Astor, William Waldorf Astor, 1st Viscount

Astor, William Waldorf Astor, 1st Viscount, 1848–1919, American-British financier, b. New York City, educated in Germany and in Italy and at the Columbia law school; son of John Jacob Astor (1822–90). He served as a state assemblyman and senator, but his political career was halted by his failure to win an election to the U.S. Congress. He was then appointed minister to Italy (1881–85). In 1890 he moved to England, where he acquired control of a newspaper and several magazines. He also founded—mainly to forward the literary ambition he had shown in two mediocre novels—Pall Mall Magazine. His estates, Cliveden and Hever Castle, were magnificent, his entertainments extravagant, his contributions to public causes—especially in World War I—munificent. He was made a baron in 1916 and a viscount in 1917.

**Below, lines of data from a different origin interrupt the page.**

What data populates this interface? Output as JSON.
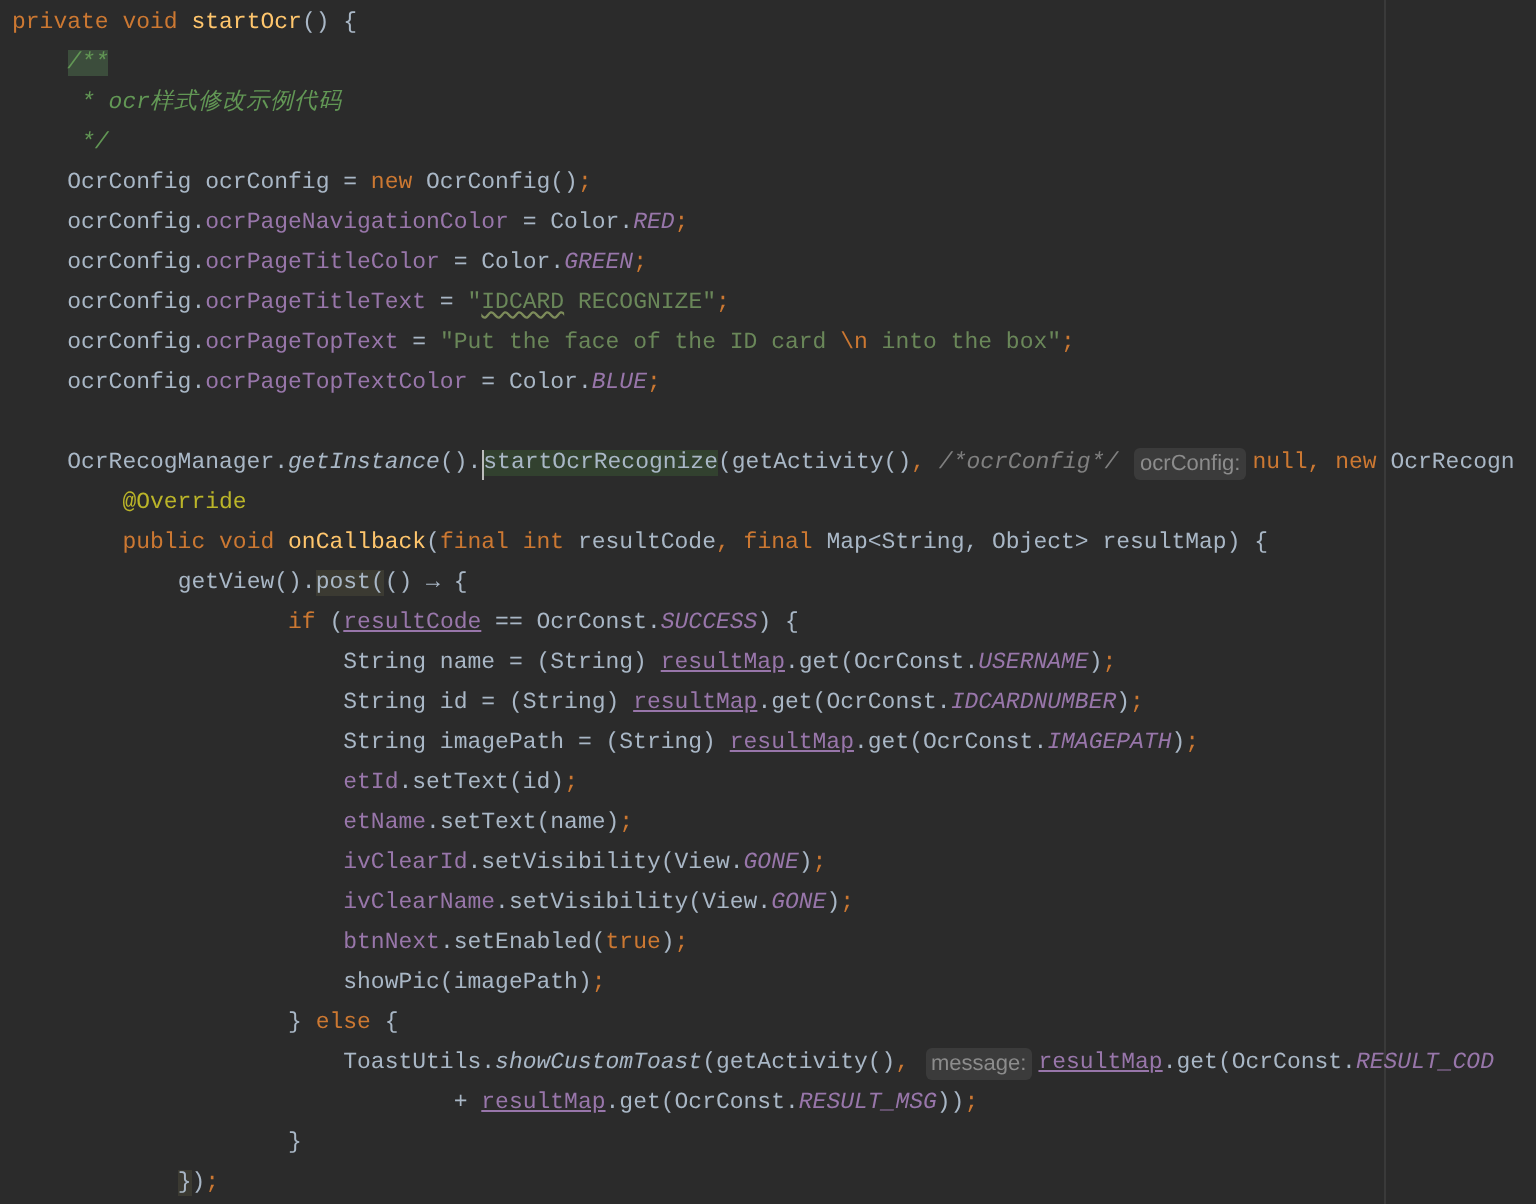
{
  "editor": {
    "lines": [
      {
        "tokens": [
          {
            "kind": "keyword",
            "text": "private void "
          },
          {
            "kind": "declaration",
            "text": "startOcr"
          },
          {
            "kind": "plain",
            "text": "() {"
          }
        ],
        "children": [
          {
            "tokens": [
              {
                "kind": "docmark",
                "text": "/**"
              }
            ]
          },
          {
            "tokens": [
              {
                "kind": "doc",
                "text": " * ocr样式修改示例代码"
              }
            ]
          },
          {
            "tokens": [
              {
                "kind": "doc",
                "text": " */"
              }
            ]
          },
          {
            "tokens": [
              {
                "kind": "plain",
                "text": "OcrConfig ocrConfig = "
              },
              {
                "kind": "keyword",
                "text": "new "
              },
              {
                "kind": "plain",
                "text": "OcrConfig()"
              },
              {
                "kind": "keyword",
                "text": ";"
              }
            ]
          },
          {
            "tokens": [
              {
                "kind": "plain",
                "text": "ocrConfig."
              },
              {
                "kind": "field",
                "text": "ocrPageNavigationColor"
              },
              {
                "kind": "plain",
                "text": " = Color."
              },
              {
                "kind": "static",
                "text": "RED"
              },
              {
                "kind": "keyword",
                "text": ";"
              }
            ]
          },
          {
            "tokens": [
              {
                "kind": "plain",
                "text": "ocrConfig."
              },
              {
                "kind": "field",
                "text": "ocrPageTitleColor"
              },
              {
                "kind": "plain",
                "text": " = Color."
              },
              {
                "kind": "static",
                "text": "GREEN"
              },
              {
                "kind": "keyword",
                "text": ";"
              }
            ]
          },
          {
            "tokens": [
              {
                "kind": "plain",
                "text": "ocrConfig."
              },
              {
                "kind": "field",
                "text": "ocrPageTitleText"
              },
              {
                "kind": "plain",
                "text": " = "
              },
              {
                "kind": "string",
                "text": "\""
              },
              {
                "kind": "typo",
                "text": "IDCARD"
              },
              {
                "kind": "string",
                "text": " RECOGNIZE\""
              },
              {
                "kind": "keyword",
                "text": ";"
              }
            ]
          },
          {
            "tokens": [
              {
                "kind": "plain",
                "text": "ocrConfig."
              },
              {
                "kind": "field",
                "text": "ocrPageTopText"
              },
              {
                "kind": "plain",
                "text": " = "
              },
              {
                "kind": "string",
                "text": "\"Put the face of the ID card "
              },
              {
                "kind": "keyword",
                "text": "\\n"
              },
              {
                "kind": "string",
                "text": " into the box\""
              },
              {
                "kind": "keyword",
                "text": ";"
              }
            ]
          },
          {
            "tokens": [
              {
                "kind": "plain",
                "text": "ocrConfig."
              },
              {
                "kind": "field",
                "text": "ocrPageTopTextColor"
              },
              {
                "kind": "plain",
                "text": " = Color."
              },
              {
                "kind": "static",
                "text": "BLUE"
              },
              {
                "kind": "keyword",
                "text": ";"
              }
            ]
          },
          {
            "blank": true
          },
          {
            "tokens": [
              {
                "kind": "plain",
                "text": "OcrRecogManager."
              },
              {
                "kind": "call",
                "text": "getInstance"
              },
              {
                "kind": "plain",
                "text": "()."
              },
              {
                "kind": "caret"
              },
              {
                "kind": "usage",
                "text": "startOcrRecognize"
              },
              {
                "kind": "plain",
                "text": "(getActivity()"
              },
              {
                "kind": "keyword",
                "text": ", "
              },
              {
                "kind": "comment",
                "text": "/*ocrConfig*/ "
              },
              {
                "kind": "hint",
                "text": "ocrConfig:"
              },
              {
                "kind": "keyword",
                "text": "null, new "
              },
              {
                "kind": "plain",
                "text": "OcrRecogn"
              }
            ],
            "children": [
              {
                "tokens": [
                  {
                    "kind": "annotation",
                    "text": "@Override"
                  }
                ]
              },
              {
                "tokens": [
                  {
                    "kind": "keyword",
                    "text": "public void "
                  },
                  {
                    "kind": "declaration",
                    "text": "onCallback"
                  },
                  {
                    "kind": "plain",
                    "text": "("
                  },
                  {
                    "kind": "keyword",
                    "text": "final int "
                  },
                  {
                    "kind": "plain",
                    "text": "resultCode"
                  },
                  {
                    "kind": "keyword",
                    "text": ", final "
                  },
                  {
                    "kind": "plain",
                    "text": "Map<String, Object> resultMap) {"
                  }
                ],
                "children": [
                  {
                    "tokens": [
                      {
                        "kind": "plain",
                        "text": "getView()."
                      },
                      {
                        "kind": "brace",
                        "text": "post("
                      },
                      {
                        "kind": "plain",
                        "text": "() → {"
                      }
                    ],
                    "children": [
                      {
                        "children": [
                          {
                            "tokens": [
                              {
                                "kind": "keyword",
                                "text": "if "
                              },
                              {
                                "kind": "plain",
                                "text": "("
                              },
                              {
                                "kind": "captured",
                                "text": "resultCode"
                              },
                              {
                                "kind": "plain",
                                "text": " == OcrConst."
                              },
                              {
                                "kind": "static",
                                "text": "SUCCESS"
                              },
                              {
                                "kind": "plain",
                                "text": ") {"
                              }
                            ],
                            "children": [
                              {
                                "tokens": [
                                  {
                                    "kind": "plain",
                                    "text": "String name = (String) "
                                  },
                                  {
                                    "kind": "captured",
                                    "text": "resultMap"
                                  },
                                  {
                                    "kind": "plain",
                                    "text": ".get(OcrConst."
                                  },
                                  {
                                    "kind": "static",
                                    "text": "USERNAME"
                                  },
                                  {
                                    "kind": "plain",
                                    "text": ")"
                                  },
                                  {
                                    "kind": "keyword",
                                    "text": ";"
                                  }
                                ]
                              },
                              {
                                "tokens": [
                                  {
                                    "kind": "plain",
                                    "text": "String id = (String) "
                                  },
                                  {
                                    "kind": "captured",
                                    "text": "resultMap"
                                  },
                                  {
                                    "kind": "plain",
                                    "text": ".get(OcrConst."
                                  },
                                  {
                                    "kind": "static",
                                    "text": "IDCARDNUMBER"
                                  },
                                  {
                                    "kind": "plain",
                                    "text": ")"
                                  },
                                  {
                                    "kind": "keyword",
                                    "text": ";"
                                  }
                                ]
                              },
                              {
                                "tokens": [
                                  {
                                    "kind": "plain",
                                    "text": "String imagePath = (String) "
                                  },
                                  {
                                    "kind": "captured",
                                    "text": "resultMap"
                                  },
                                  {
                                    "kind": "plain",
                                    "text": ".get(OcrConst."
                                  },
                                  {
                                    "kind": "static",
                                    "text": "IMAGEPATH"
                                  },
                                  {
                                    "kind": "plain",
                                    "text": ")"
                                  },
                                  {
                                    "kind": "keyword",
                                    "text": ";"
                                  }
                                ]
                              },
                              {
                                "tokens": [
                                  {
                                    "kind": "field",
                                    "text": "etId"
                                  },
                                  {
                                    "kind": "plain",
                                    "text": ".setText(id)"
                                  },
                                  {
                                    "kind": "keyword",
                                    "text": ";"
                                  }
                                ]
                              },
                              {
                                "tokens": [
                                  {
                                    "kind": "field",
                                    "text": "etName"
                                  },
                                  {
                                    "kind": "plain",
                                    "text": ".setText(name)"
                                  },
                                  {
                                    "kind": "keyword",
                                    "text": ";"
                                  }
                                ]
                              },
                              {
                                "tokens": [
                                  {
                                    "kind": "field",
                                    "text": "ivClearId"
                                  },
                                  {
                                    "kind": "plain",
                                    "text": ".setVisibility(View."
                                  },
                                  {
                                    "kind": "static",
                                    "text": "GONE"
                                  },
                                  {
                                    "kind": "plain",
                                    "text": ")"
                                  },
                                  {
                                    "kind": "keyword",
                                    "text": ";"
                                  }
                                ]
                              },
                              {
                                "tokens": [
                                  {
                                    "kind": "field",
                                    "text": "ivClearName"
                                  },
                                  {
                                    "kind": "plain",
                                    "text": ".setVisibility(View."
                                  },
                                  {
                                    "kind": "static",
                                    "text": "GONE"
                                  },
                                  {
                                    "kind": "plain",
                                    "text": ")"
                                  },
                                  {
                                    "kind": "keyword",
                                    "text": ";"
                                  }
                                ]
                              },
                              {
                                "tokens": [
                                  {
                                    "kind": "field",
                                    "text": "btnNext"
                                  },
                                  {
                                    "kind": "plain",
                                    "text": ".setEnabled("
                                  },
                                  {
                                    "kind": "keyword",
                                    "text": "true"
                                  },
                                  {
                                    "kind": "plain",
                                    "text": ")"
                                  },
                                  {
                                    "kind": "keyword",
                                    "text": ";"
                                  }
                                ]
                              },
                              {
                                "tokens": [
                                  {
                                    "kind": "plain",
                                    "text": "showPic(imagePath)"
                                  },
                                  {
                                    "kind": "keyword",
                                    "text": ";"
                                  }
                                ]
                              }
                            ]
                          },
                          {
                            "tokens": [
                              {
                                "kind": "plain",
                                "text": "} "
                              },
                              {
                                "kind": "keyword",
                                "text": "else "
                              },
                              {
                                "kind": "plain",
                                "text": "{"
                              }
                            ],
                            "children": [
                              {
                                "tokens": [
                                  {
                                    "kind": "plain",
                                    "text": "ToastUtils."
                                  },
                                  {
                                    "kind": "call",
                                    "text": "showCustomToast"
                                  },
                                  {
                                    "kind": "plain",
                                    "text": "(getActivity()"
                                  },
                                  {
                                    "kind": "keyword",
                                    "text": ", "
                                  },
                                  {
                                    "kind": "hint",
                                    "text": "message:"
                                  },
                                  {
                                    "kind": "captured",
                                    "text": "resultMap"
                                  },
                                  {
                                    "kind": "plain",
                                    "text": ".get(OcrConst."
                                  },
                                  {
                                    "kind": "static",
                                    "text": "RESULT_COD"
                                  }
                                ],
                                "children": [
                                  {
                                    "children": [
                                      {
                                        "tokens": [
                                          {
                                            "kind": "plain",
                                            "text": "+ "
                                          },
                                          {
                                            "kind": "captured",
                                            "text": "resultMap"
                                          },
                                          {
                                            "kind": "plain",
                                            "text": ".get(OcrConst."
                                          },
                                          {
                                            "kind": "static",
                                            "text": "RESULT_MSG"
                                          },
                                          {
                                            "kind": "plain",
                                            "text": "))"
                                          },
                                          {
                                            "kind": "keyword",
                                            "text": ";"
                                          }
                                        ]
                                      }
                                    ]
                                  }
                                ]
                              }
                            ]
                          },
                          {
                            "tokens": [
                              {
                                "kind": "plain",
                                "text": "}"
                              }
                            ]
                          }
                        ]
                      }
                    ]
                  },
                  {
                    "tokens": [
                      {
                        "kind": "brace",
                        "text": "}"
                      },
                      {
                        "kind": "plain",
                        "text": ")"
                      },
                      {
                        "kind": "keyword",
                        "text": ";"
                      }
                    ]
                  }
                ]
              }
            ]
          }
        ]
      }
    ]
  }
}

His elder son, Waldorf Astor, 1879–1952, succeeded him as viscount and was a leader of “Tory democracy.” His wife was Nancy, Lady Astor. The younger son, John Jacob Astor, 1886–1971, bought a major share of The Times of London and was made 1st Baron Astor of Hever.

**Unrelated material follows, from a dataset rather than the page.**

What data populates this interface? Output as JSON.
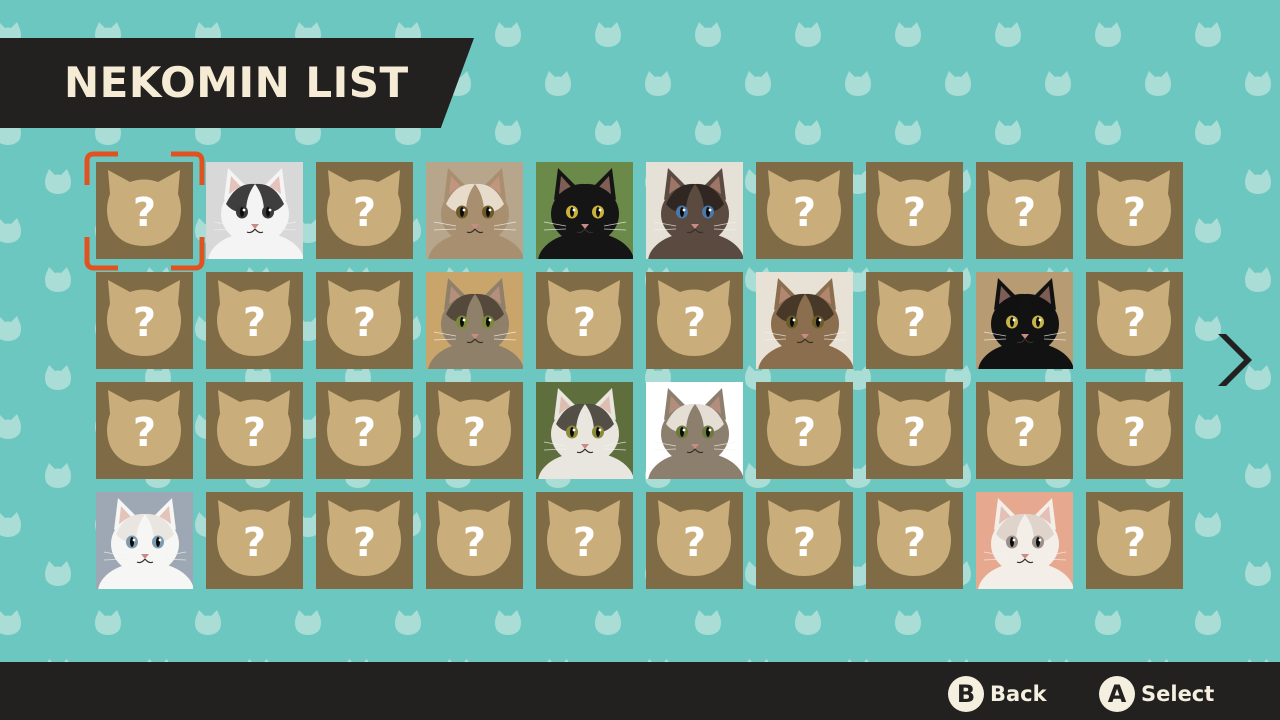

The Columbia Electronic Encyclopedia, 6th ed. Copyright © 2024, Columbia University Press. All rights reserved.

See more Encyclopedia articles on: Business Leaders